I do not think it is a spoiler to reveal that at some point in the book Parker manifests as a protector (in other words Parker the husky is actually a weredog who shifts into being a man) and that’s when the Guardsmen Institute’s representatives make an appearance. And who is better to make an appearance than Alex and Marcus, the main couple from the first book? I really liked how their substantial cameo was handled, and if you like them you may be tempted to read their book. I liked that they were involved in helping new potential couple and did not always know what to do either. It made sense to me.

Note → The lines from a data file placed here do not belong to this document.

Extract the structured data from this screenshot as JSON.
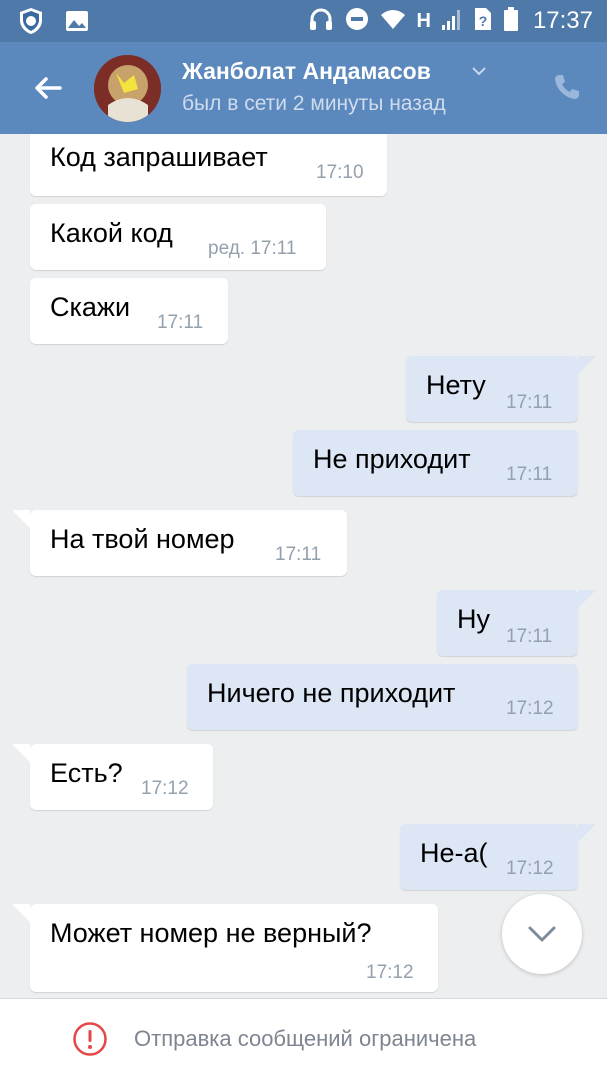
{
  "status_bar": {
    "network_letter": "H",
    "time": "17:37"
  },
  "header": {
    "contact_name": "Жанболат Андамасов",
    "last_seen": "был в сети 2 минуты назад"
  },
  "messages": [
    {
      "direction": "in",
      "text": "Код запрашивает",
      "time": "17:10"
    },
    {
      "direction": "in",
      "text": "Какой код",
      "time": "ред. 17:11"
    },
    {
      "direction": "in",
      "text": "Скажи",
      "time": "17:11"
    },
    {
      "direction": "out",
      "text": "Нету",
      "time": "17:11"
    },
    {
      "direction": "out",
      "text": "Не приходит",
      "time": "17:11"
    },
    {
      "direction": "in",
      "text": "На твой номер",
      "time": "17:11"
    },
    {
      "direction": "out",
      "text": "Ну",
      "time": "17:11"
    },
    {
      "direction": "out",
      "text": "Ничего не приходит",
      "time": "17:12"
    },
    {
      "direction": "in",
      "text": "Есть?",
      "time": "17:12"
    },
    {
      "direction": "out",
      "text": "Не-а(",
      "time": "17:12"
    },
    {
      "direction": "in",
      "text": "Может номер не верный?",
      "time": "17:12"
    }
  ],
  "footer": {
    "notice": "Отправка сообщений ограничена"
  },
  "colors": {
    "header_bg": "#5b88bd",
    "status_bg": "#4f79a9",
    "chat_bg": "#edeef0",
    "outgoing_bubble": "#dce6f4",
    "incoming_bubble": "#ffffff",
    "warning_red": "#e64646"
  },
  "icons": [
    "shield-icon",
    "image-icon",
    "headphones-icon",
    "do-not-disturb-icon",
    "wifi-icon",
    "signal-icon",
    "sim-unknown-icon",
    "battery-icon",
    "back-arrow-icon",
    "chevron-down-icon",
    "phone-icon",
    "scroll-down-icon",
    "warning-icon"
  ]
}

I also liked how Parker and Greg fell in love, they were really sweet together. But when the subject of the bond came up, I ended up being really irritated. Not at the bond itself, but at the idea that it is so hard to figure it out that two people who are falling in love and not denying it could also be bonded. My irritation started early in the book, when Greg was displaying unbelievable cluelessness. See, Guardsmen are a very prominent feature of this world, and Greg is a huge fan of art about Guardsmen. While some specific pieces of information are guarded as secrets by the Institute, their existence is not a secret at all. Moreover, when Greg initially heard that Parker’s previous owner ranted that this was his “promised” protector, his first question to Marsha was whether it was possible that Parker was indeed a protector. But no one had heard about a newly manifested protector in the area and so the question seemed to die away.
So even early in the book I rolled my eyes at Greg for failing to become suspicious when his dog really REALLY loved coffee and was determined to drink it from the human’s cup no matter how opposed that human was. But okay, I guess it could be shrugged away as the dog being very smart. Some other things could not, though, and I felt like some serious smacking of both guys over the heads needed to happen over the way it developed – oh we are not bonded, but we are not NOT bonded either. Nevertheless, I still enjoyed the story overall.
I also wanted to note that I noticed some grammar mistakes and I usually get paranoid because if I notice them, it’s often a sign that there are more that I missed. So I went to read other reviews and at least one reviewer at Amazon called the story “riddled with grammar mistakes,” so take that aspect into consideration.